[EXERCISE PROMPT] State how many lines of the records include the word "last"; the reply is that number alone.

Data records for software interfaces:

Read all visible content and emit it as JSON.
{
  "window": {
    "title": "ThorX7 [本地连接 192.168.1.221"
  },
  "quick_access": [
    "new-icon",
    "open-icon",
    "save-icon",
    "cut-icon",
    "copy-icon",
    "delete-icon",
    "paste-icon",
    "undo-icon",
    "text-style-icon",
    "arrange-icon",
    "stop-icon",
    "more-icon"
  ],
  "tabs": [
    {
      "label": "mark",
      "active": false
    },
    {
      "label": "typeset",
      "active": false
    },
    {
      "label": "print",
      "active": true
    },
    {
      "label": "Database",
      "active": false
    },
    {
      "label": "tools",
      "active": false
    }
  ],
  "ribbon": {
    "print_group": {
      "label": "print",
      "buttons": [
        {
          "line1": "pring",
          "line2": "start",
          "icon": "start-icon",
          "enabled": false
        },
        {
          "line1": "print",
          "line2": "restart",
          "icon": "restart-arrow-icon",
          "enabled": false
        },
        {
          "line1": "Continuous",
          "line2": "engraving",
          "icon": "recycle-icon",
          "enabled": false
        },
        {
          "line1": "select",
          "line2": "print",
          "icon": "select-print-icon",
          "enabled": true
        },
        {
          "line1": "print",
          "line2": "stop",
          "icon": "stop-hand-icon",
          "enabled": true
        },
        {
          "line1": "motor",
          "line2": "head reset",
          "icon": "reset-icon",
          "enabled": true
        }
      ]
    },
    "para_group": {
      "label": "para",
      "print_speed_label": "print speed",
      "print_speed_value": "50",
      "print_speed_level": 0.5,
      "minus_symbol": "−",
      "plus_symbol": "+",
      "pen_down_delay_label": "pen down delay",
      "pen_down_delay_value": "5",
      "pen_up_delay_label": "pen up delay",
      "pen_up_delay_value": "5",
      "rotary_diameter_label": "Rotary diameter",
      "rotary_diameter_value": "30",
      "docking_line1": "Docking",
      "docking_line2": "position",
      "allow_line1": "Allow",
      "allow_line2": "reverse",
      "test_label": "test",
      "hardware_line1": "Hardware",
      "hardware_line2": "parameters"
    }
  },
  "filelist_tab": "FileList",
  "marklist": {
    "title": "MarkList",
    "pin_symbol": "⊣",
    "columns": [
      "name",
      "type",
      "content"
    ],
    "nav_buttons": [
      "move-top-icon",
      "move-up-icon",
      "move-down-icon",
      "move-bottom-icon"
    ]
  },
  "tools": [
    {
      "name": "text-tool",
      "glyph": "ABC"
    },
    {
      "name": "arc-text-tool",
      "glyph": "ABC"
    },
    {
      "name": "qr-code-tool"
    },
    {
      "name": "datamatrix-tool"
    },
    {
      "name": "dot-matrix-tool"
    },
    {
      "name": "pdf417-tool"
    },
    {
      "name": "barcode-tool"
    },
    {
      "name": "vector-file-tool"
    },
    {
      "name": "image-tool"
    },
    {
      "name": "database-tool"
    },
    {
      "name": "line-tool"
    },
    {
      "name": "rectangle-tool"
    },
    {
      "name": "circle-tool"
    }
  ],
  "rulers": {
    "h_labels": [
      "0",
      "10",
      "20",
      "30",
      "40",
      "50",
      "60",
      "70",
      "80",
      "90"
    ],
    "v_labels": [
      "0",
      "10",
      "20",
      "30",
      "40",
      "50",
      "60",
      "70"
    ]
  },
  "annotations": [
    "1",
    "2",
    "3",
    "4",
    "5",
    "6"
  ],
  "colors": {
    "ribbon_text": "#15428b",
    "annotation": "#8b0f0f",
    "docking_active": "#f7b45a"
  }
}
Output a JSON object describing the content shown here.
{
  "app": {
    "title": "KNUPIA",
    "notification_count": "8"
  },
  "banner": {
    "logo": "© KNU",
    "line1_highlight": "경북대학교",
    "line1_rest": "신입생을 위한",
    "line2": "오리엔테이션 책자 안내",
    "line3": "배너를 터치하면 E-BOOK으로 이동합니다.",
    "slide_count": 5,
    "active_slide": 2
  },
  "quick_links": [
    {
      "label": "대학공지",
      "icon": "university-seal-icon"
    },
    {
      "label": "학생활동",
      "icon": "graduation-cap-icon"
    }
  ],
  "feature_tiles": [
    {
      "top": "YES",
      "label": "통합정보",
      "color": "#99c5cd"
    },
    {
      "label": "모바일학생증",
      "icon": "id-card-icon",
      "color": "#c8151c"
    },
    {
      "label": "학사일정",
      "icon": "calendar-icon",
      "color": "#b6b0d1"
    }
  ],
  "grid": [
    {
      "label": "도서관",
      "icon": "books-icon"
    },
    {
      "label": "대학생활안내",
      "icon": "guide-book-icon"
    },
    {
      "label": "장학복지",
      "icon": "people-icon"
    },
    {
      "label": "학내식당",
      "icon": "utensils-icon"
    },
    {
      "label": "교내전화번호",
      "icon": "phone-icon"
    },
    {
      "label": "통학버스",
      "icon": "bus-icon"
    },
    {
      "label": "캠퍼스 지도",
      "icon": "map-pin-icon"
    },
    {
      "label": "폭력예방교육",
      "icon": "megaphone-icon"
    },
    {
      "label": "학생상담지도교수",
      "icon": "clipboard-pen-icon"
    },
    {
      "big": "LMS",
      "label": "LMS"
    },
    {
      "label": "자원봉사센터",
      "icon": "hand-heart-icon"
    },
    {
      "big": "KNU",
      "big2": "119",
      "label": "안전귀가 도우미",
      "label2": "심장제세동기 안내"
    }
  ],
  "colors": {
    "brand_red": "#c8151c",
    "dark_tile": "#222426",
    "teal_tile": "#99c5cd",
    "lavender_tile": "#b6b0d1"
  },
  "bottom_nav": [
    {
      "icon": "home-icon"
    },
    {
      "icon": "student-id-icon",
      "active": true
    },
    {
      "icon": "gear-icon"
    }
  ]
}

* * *

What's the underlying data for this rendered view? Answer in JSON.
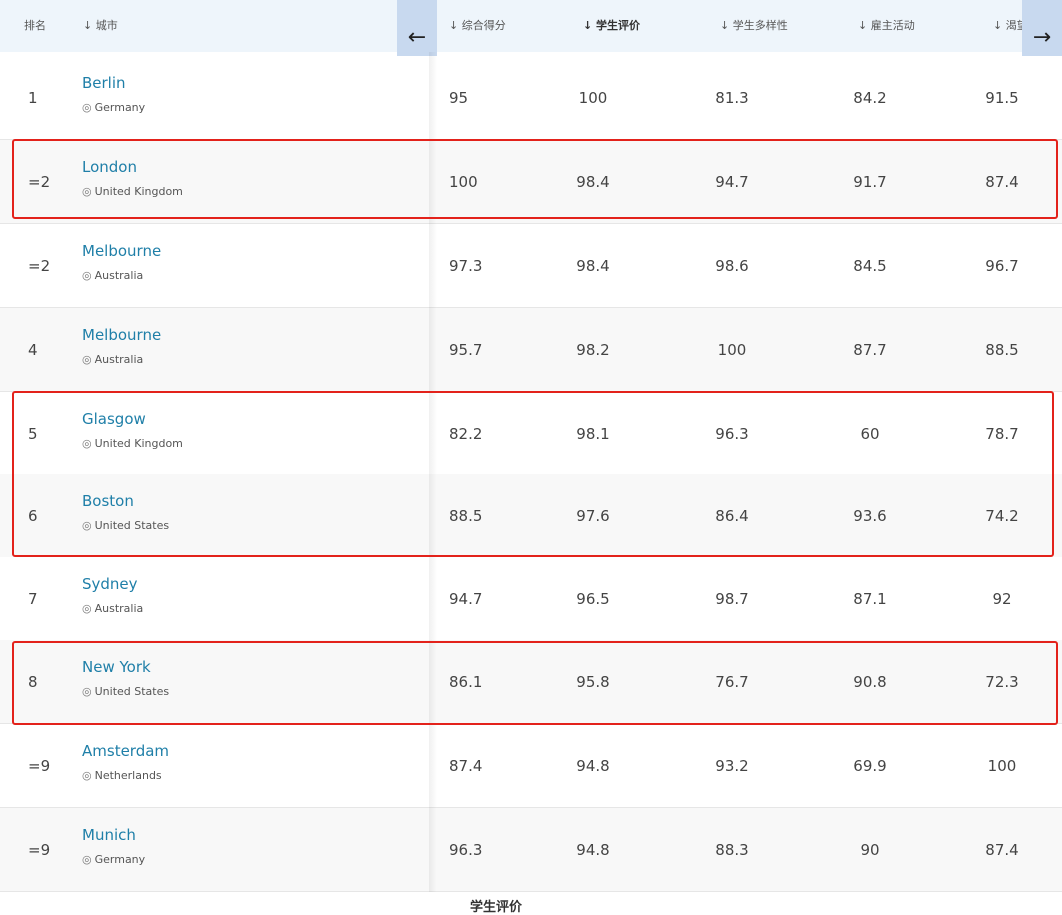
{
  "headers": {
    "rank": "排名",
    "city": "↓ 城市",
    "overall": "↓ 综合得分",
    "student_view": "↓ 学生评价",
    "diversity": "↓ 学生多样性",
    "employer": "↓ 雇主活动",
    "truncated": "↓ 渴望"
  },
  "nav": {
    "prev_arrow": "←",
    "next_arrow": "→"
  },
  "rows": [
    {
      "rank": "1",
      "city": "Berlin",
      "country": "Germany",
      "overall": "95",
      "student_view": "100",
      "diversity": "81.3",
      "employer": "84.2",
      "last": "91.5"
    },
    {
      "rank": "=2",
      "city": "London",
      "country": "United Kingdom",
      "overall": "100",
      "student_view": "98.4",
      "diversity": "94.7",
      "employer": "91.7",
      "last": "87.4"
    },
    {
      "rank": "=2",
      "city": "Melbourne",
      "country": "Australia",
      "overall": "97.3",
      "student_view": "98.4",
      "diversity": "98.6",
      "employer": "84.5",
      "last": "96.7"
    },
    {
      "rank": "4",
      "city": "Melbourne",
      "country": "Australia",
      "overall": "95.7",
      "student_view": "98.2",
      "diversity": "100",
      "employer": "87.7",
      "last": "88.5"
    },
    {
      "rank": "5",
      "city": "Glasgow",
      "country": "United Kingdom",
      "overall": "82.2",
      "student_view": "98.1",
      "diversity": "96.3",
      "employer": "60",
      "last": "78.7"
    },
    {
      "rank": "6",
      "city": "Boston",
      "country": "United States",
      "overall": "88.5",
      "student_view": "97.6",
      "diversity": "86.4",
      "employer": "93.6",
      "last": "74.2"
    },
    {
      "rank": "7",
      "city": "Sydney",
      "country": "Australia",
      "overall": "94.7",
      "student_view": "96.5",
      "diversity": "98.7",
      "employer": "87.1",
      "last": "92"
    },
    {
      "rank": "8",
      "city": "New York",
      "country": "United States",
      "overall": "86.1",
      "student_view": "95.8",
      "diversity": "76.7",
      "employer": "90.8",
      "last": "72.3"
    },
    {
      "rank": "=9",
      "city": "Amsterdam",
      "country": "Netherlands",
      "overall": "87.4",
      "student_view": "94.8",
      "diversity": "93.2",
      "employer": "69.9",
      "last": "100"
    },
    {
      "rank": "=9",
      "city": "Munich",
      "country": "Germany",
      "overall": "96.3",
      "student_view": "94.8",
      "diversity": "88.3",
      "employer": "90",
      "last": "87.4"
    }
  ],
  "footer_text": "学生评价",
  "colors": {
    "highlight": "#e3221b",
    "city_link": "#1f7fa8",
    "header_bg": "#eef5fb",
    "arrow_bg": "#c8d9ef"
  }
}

[RESULT] 10